## INSTRUCTIONS TO FOLLOW
Every line of the material below that holds the string "Настройки" should be copied.

══ SOURCE DATA ══

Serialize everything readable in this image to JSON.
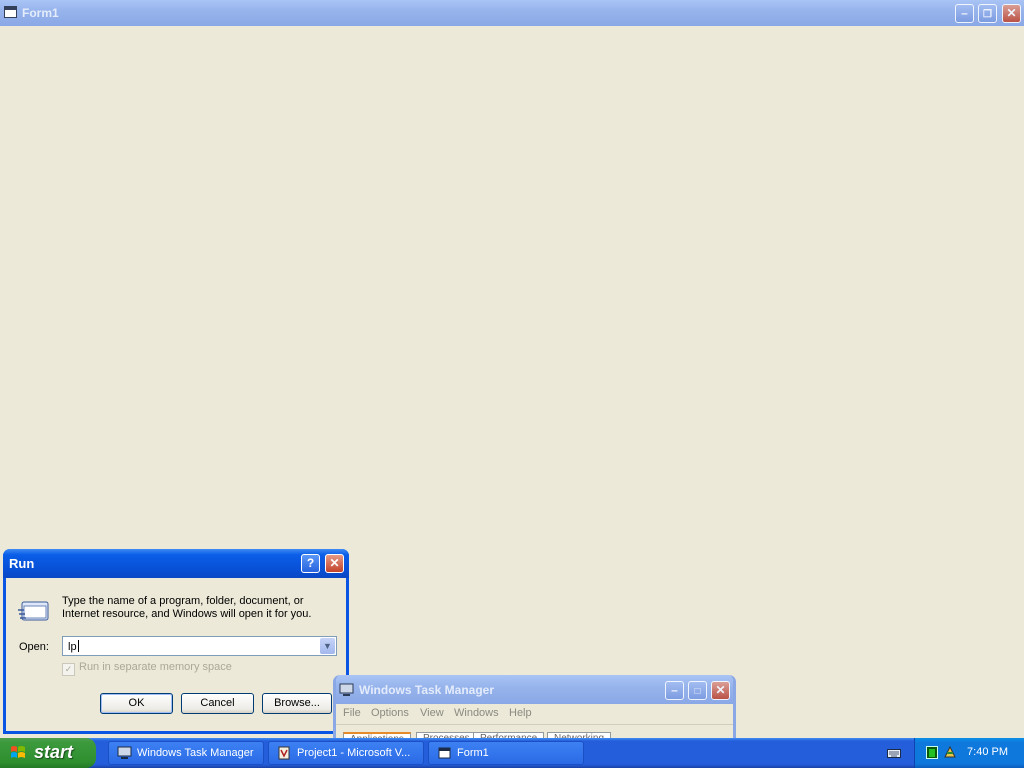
{
  "form1": {
    "title": "Form1"
  },
  "run_dialog": {
    "title": "Run",
    "description": "Type the name of a program, folder, document, or Internet resource, and Windows will open it for you.",
    "open_label": "Open:",
    "open_value": "lp",
    "separate_memory_label": "Run in separate memory space",
    "ok_label": "OK",
    "cancel_label": "Cancel",
    "browse_label": "Browse..."
  },
  "task_manager": {
    "title": "Windows Task Manager",
    "menu": [
      "File",
      "Options",
      "View",
      "Windows",
      "Help"
    ],
    "tabs": [
      "Applications",
      "Processes",
      "Performance",
      "Networking"
    ]
  },
  "taskbar": {
    "start_label": "start",
    "tasks": [
      {
        "label": "Windows Task Manager",
        "icon": "monitor-icon"
      },
      {
        "label": "Project1 - Microsoft V...",
        "icon": "vb-icon"
      },
      {
        "label": "Form1",
        "icon": "window-icon"
      }
    ],
    "clock": "7:40 PM"
  }
}
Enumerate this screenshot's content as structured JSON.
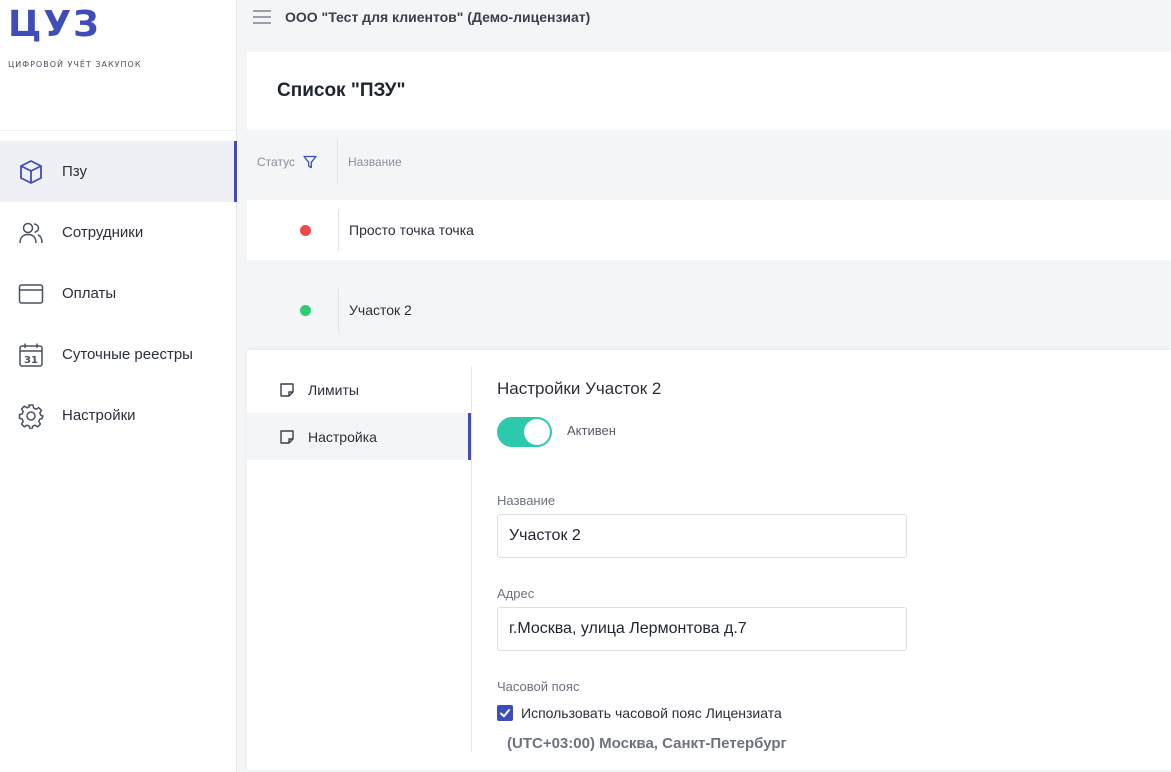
{
  "app": {
    "logo": "ЦУЗ",
    "logo_subtitle": "ЦИФРОВОЙ УЧЁТ ЗАКУПОК"
  },
  "colors": {
    "accent": "#3f4db8",
    "active_status": "#2ecc71",
    "inactive_status": "#f04848",
    "toggle_on": "#2cc9ad"
  },
  "sidebar": {
    "items": [
      {
        "label": "Пзу",
        "icon": "cube-icon",
        "active": true
      },
      {
        "label": "Сотрудники",
        "icon": "users-icon",
        "active": false
      },
      {
        "label": "Оплаты",
        "icon": "credit-card-icon",
        "active": false
      },
      {
        "label": "Суточные реестры",
        "icon": "calendar-icon",
        "active": false
      },
      {
        "label": "Настройки",
        "icon": "gear-icon",
        "active": false
      }
    ]
  },
  "topbar": {
    "organization": "ООО \"Тест для клиентов\" (Демо-лицензиат)"
  },
  "list": {
    "title": "Список \"ПЗУ\"",
    "columns": {
      "status": "Статус",
      "name": "Название"
    },
    "rows": [
      {
        "name": "Просто точка точка",
        "status": "inactive"
      },
      {
        "name": "Участок 2",
        "status": "active"
      }
    ]
  },
  "detail": {
    "tabs": [
      {
        "label": "Лимиты",
        "icon": "note-icon",
        "active": false
      },
      {
        "label": "Настройка",
        "icon": "note-icon",
        "active": true
      }
    ],
    "title": "Настройки Участок 2",
    "toggle": {
      "label": "Активен",
      "on": true
    },
    "name_field": {
      "label": "Название",
      "value": "Участок 2"
    },
    "address_field": {
      "label": "Адрес",
      "value": "г.Москва, улица Лермонтова д.7"
    },
    "timezone": {
      "label": "Часовой пояс",
      "checkbox_label": "Использовать часовой пояс Лицензиата",
      "checked": true,
      "value": "(UTC+03:00) Москва, Санкт-Петербург"
    }
  }
}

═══

## SOLUTION FOR THIS TASK
        "label": "Настройки",
    "title": "Настройки Участок 2",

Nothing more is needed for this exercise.